PROBLEM TO SOLVE: Return the entries in full, exactly as they were written.
Top of DATA PROVIDED
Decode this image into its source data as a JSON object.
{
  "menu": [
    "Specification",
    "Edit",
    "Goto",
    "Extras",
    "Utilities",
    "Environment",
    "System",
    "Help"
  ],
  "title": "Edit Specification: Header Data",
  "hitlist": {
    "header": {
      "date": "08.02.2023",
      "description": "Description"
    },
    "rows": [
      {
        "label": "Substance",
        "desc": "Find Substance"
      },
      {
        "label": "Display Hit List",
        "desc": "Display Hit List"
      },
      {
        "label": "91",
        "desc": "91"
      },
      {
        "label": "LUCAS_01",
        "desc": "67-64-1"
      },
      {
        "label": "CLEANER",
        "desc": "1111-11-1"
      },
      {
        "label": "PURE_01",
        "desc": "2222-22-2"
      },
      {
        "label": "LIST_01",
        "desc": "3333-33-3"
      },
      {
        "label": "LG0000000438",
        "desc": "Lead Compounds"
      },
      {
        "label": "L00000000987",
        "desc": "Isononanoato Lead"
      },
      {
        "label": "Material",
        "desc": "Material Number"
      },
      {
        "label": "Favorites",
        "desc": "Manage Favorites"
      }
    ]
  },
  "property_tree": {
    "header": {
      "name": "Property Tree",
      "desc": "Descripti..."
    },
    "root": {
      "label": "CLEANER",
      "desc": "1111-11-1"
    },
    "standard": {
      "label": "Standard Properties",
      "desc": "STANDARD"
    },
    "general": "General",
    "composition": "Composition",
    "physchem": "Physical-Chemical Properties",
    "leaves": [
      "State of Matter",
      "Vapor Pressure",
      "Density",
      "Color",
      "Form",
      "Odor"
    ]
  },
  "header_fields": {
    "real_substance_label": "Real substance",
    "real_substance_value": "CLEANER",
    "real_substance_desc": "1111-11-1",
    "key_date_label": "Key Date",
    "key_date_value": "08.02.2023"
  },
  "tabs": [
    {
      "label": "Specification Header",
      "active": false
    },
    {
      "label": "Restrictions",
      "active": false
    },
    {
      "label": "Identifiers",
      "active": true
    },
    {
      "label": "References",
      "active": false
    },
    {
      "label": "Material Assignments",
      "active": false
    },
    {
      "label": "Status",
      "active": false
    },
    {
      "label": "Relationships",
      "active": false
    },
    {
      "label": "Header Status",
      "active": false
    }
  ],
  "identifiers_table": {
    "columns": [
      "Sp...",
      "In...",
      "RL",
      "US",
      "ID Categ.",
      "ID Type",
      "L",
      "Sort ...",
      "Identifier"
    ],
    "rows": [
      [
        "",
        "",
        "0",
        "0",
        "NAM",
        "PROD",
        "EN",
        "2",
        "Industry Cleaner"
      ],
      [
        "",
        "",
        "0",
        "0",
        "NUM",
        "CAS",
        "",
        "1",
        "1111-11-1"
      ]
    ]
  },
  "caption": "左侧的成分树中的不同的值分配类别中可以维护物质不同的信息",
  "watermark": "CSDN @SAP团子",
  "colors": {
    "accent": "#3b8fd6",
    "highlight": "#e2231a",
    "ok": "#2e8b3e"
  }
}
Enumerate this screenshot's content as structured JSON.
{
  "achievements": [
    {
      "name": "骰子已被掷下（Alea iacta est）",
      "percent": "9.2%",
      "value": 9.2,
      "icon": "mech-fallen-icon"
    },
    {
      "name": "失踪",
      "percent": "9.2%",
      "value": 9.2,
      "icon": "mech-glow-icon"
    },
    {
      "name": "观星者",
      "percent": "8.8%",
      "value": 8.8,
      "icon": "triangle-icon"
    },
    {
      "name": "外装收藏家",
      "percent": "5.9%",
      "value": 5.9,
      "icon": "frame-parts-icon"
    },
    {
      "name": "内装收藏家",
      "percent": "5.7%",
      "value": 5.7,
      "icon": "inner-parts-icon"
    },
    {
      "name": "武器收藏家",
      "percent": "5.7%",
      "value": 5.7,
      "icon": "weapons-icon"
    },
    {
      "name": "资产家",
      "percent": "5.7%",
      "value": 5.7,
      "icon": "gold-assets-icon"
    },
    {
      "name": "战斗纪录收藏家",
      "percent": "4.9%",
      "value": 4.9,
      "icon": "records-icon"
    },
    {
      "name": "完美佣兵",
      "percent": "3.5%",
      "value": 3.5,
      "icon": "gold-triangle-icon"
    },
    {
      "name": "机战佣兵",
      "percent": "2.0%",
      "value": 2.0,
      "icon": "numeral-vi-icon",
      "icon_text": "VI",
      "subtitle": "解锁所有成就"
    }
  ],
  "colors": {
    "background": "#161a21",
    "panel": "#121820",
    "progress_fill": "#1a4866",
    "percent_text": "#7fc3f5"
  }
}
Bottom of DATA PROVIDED
SOLUTION FOR THIS PROBLEM:
Decode this image into its source data as a JSON object.
{
  "menu": [
    "Specification",
    "Edit",
    "Goto",
    "Extras",
    "Utilities",
    "Environment",
    "System",
    "Help"
  ],
  "title": "Edit Specification: Header Data",
  "hitlist": {
    "header": {
      "date": "08.02.2023",
      "description": "Description"
    },
    "rows": [
      {
        "label": "Substance",
        "desc": "Find Substance"
      },
      {
        "label": "Display Hit List",
        "desc": "Display Hit List"
      },
      {
        "label": "91",
        "desc": "91"
      },
      {
        "label": "LUCAS_01",
        "desc": "67-64-1"
      },
      {
        "label": "CLEANER",
        "desc": "1111-11-1"
      },
      {
        "label": "PURE_01",
        "desc": "2222-22-2"
      },
      {
        "label": "LIST_01",
        "desc": "3333-33-3"
      },
      {
        "label": "LG0000000438",
        "desc": "Lead Compounds"
      },
      {
        "label": "L00000000987",
        "desc": "Isononanoato Lead"
      },
      {
        "label": "Material",
        "desc": "Material Number"
      },
      {
        "label": "Favorites",
        "desc": "Manage Favorites"
      }
    ]
  },
  "property_tree": {
    "header": {
      "name": "Property Tree",
      "desc": "Descripti..."
    },
    "root": {
      "label": "CLEANER",
      "desc": "1111-11-1"
    },
    "standard": {
      "label": "Standard Properties",
      "desc": "STANDARD"
    },
    "general": "General",
    "composition": "Composition",
    "physchem": "Physical-Chemical Properties",
    "leaves": [
      "State of Matter",
      "Vapor Pressure",
      "Density",
      "Color",
      "Form",
      "Odor"
    ]
  },
  "header_fields": {
    "real_substance_label": "Real substance",
    "real_substance_value": "CLEANER",
    "real_substance_desc": "1111-11-1",
    "key_date_label": "Key Date",
    "key_date_value": "08.02.2023"
  },
  "tabs": [
    {
      "label": "Specification Header",
      "active": false
    },
    {
      "label": "Restrictions",
      "active": false
    },
    {
      "label": "Identifiers",
      "active": true
    },
    {
      "label": "References",
      "active": false
    },
    {
      "label": "Material Assignments",
      "active": false
    },
    {
      "label": "Status",
      "active": false
    },
    {
      "label": "Relationships",
      "active": false
    },
    {
      "label": "Header Status",
      "active": false
    }
  ],
  "identifiers_table": {
    "columns": [
      "Sp...",
      "In...",
      "RL",
      "US",
      "ID Categ.",
      "ID Type",
      "L",
      "Sort ...",
      "Identifier"
    ],
    "rows": [
      [
        "",
        "",
        "0",
        "0",
        "NAM",
        "PROD",
        "EN",
        "2",
        "Industry Cleaner"
      ],
      [
        "",
        "",
        "0",
        "0",
        "NUM",
        "CAS",
        "",
        "1",
        "1111-11-1"
      ]
    ]
  },
  "caption": "左侧的成分树中的不同的值分配类别中可以维护物质不同的信息",
  "watermark": "CSDN @SAP团子",
  "colors": {
    "accent": "#3b8fd6",
    "highlight": "#e2231a",
    "ok": "#2e8b3e"
  }
}
Enumerate this screenshot's content as structured JSON.
{
  "achievements": [
    {
      "name": "骰子已被掷下（Alea iacta est）",
      "percent": "9.2%",
      "value": 9.2,
      "icon": "mech-fallen-icon"
    },
    {
      "name": "失踪",
      "percent": "9.2%",
      "value": 9.2,
      "icon": "mech-glow-icon"
    },
    {
      "name": "观星者",
      "percent": "8.8%",
      "value": 8.8,
      "icon": "triangle-icon"
    },
    {
      "name": "外装收藏家",
      "percent": "5.9%",
      "value": 5.9,
      "icon": "frame-parts-icon"
    },
    {
      "name": "内装收藏家",
      "percent": "5.7%",
      "value": 5.7,
      "icon": "inner-parts-icon"
    },
    {
      "name": "武器收藏家",
      "percent": "5.7%",
      "value": 5.7,
      "icon": "weapons-icon"
    },
    {
      "name": "资产家",
      "percent": "5.7%",
      "value": 5.7,
      "icon": "gold-assets-icon"
    },
    {
      "name": "战斗纪录收藏家",
      "percent": "4.9%",
      "value": 4.9,
      "icon": "records-icon"
    },
    {
      "name": "完美佣兵",
      "percent": "3.5%",
      "value": 3.5,
      "icon": "gold-triangle-icon"
    },
    {
      "name": "机战佣兵",
      "percent": "2.0%",
      "value": 2.0,
      "icon": "numeral-vi-icon",
      "icon_text": "VI",
      "subtitle": "解锁所有成就"
    }
  ],
  "colors": {
    "background": "#161a21",
    "panel": "#121820",
    "progress_fill": "#1a4866",
    "percent_text": "#7fc3f5"
  }
}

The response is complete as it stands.